Samantha Morton was born May 13, 1977 in Nottingham, England to parents who divorced when she was three years old. Peter and Pamela Morton took other spouses and made Samantha part of a mixed family of 13: She has eight brothers and sisters. She turned to play-acting early in her life, while she was a school-girl.
At 13, she left regular school to train as an actress at the Central Junior Television Workshop, where she learned her craft for three years. It was at the end of her training then that she decided that a life as a professional actress was for her.
She honed her skills in television roles, working her way up from series television to TV-movies and prestigious mini-series, such as Emma (1996) (TV) and Jane Eyre (1997) (TV). Her first major film role, Under the Skin (1997), won her the Best Actress Award from the Boston Film Critics Society. Woody Allen cast her as Hattie, the "dumb" (unspeaking) lover of Sean Penn's caddish jazz guitarist in Sweet and Lowdown (1999), a beautiful performance in a role that could have flummoxed a less-talented performer. Penn was Oscar-nominated for his performance, but it was Morton's Hattie that was central to the success of the film, Allen's last unqualified success. She provided the moral and narrative center of the film. It was quite a remarkable performance for a 21-year old as she had to do all her acting with her face, having been shorn of her voice. The role of Hattie won Morton a Best Supporting Actress Academy Award nomination.

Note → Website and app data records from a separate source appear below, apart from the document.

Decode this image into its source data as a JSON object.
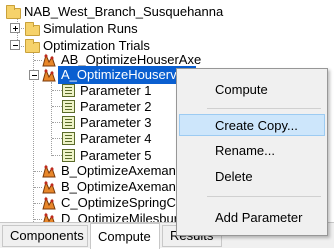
{
  "tree": {
    "root": "NAB_West_Branch_Susquehanna",
    "simulation_runs": "Simulation Runs",
    "optimization_trials": "Optimization Trials",
    "trials": [
      "AB_OptimizeHouserAxe",
      "A_OptimizeHouserville",
      "B_OptimizeAxemann",
      "B_OptimizeAxemann",
      "C_OptimizeSpringCreek",
      "D_OptimizeMilesburg"
    ],
    "parameters": [
      "Parameter 1",
      "Parameter 2",
      "Parameter 3",
      "Parameter 4",
      "Parameter 5"
    ]
  },
  "context_menu": {
    "compute": "Compute",
    "create_copy": "Create Copy...",
    "rename": "Rename...",
    "delete": "Delete",
    "add_parameter": "Add Parameter"
  },
  "tabs": {
    "components": "Components",
    "compute": "Compute",
    "results": "Results"
  },
  "colors": {
    "selection": "#0a5fd0",
    "menu_highlight": "#cde6fb",
    "menu_background": "#f0f0f0"
  },
  "icons": {
    "root": "folder-icon",
    "folders": "folder-icon",
    "trial": "optimization-trial-icon",
    "parameter": "parameter-icon"
  }
}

Ironically, Morton had never seen a Woody Allen movie before. (She grew up watching the TV and listening to the radio.) She agreed to do the film after reading the script (as she says, well-written roles for women are hard to find), and the movie made her a hot commodity in Hollywood after she won the Oscar nomination. (She lost out to the ultra-hyped Angelina Jolie.) Morton was offered many roles, but was very choosy as she was not in acting as a game with a payoff of stardom and money.
She had consolidated her reputation by following the Allen film up with work in indie features that showed that she was not only talented, but quite courageous as a performer. She played a heroin addict in the underrated Jesus' Son (1999) and gave a brilliant performance in Morvern Callar (2002), the story of a Scottish supermarket clerk coping with her boyfriends suicide.
Steven Spielberg cast her opposite superstar Tom Cruise as the clairvoyant in Minority Report (2002), in which she more than held her own opposite Cruise and the special effects. (She took the role as Cruise and Speilberg are favorites of hers). As good as she was, Morton was better served by Irish director Jim Sheridan, Sheridan cast her as a character modeled after his wife in an autobiographical picture more in line with persona and that made better use of her talents. Her performance as the young Irish mother coping with life in New York City in In America (2002) won her numerous critics' awards and another Oscar nod, this time as Best Actress.
At this point, one feels that the odds of her winning the Oscar are even or better. Samantha Morton continues to deliver fine work in provocative films such as Michael Winterbottom's Code 46 (2003), though she is branching out towards the mainstream, taking a role in the remake of that perennial family favorite, Lassie (2005). (IMDb)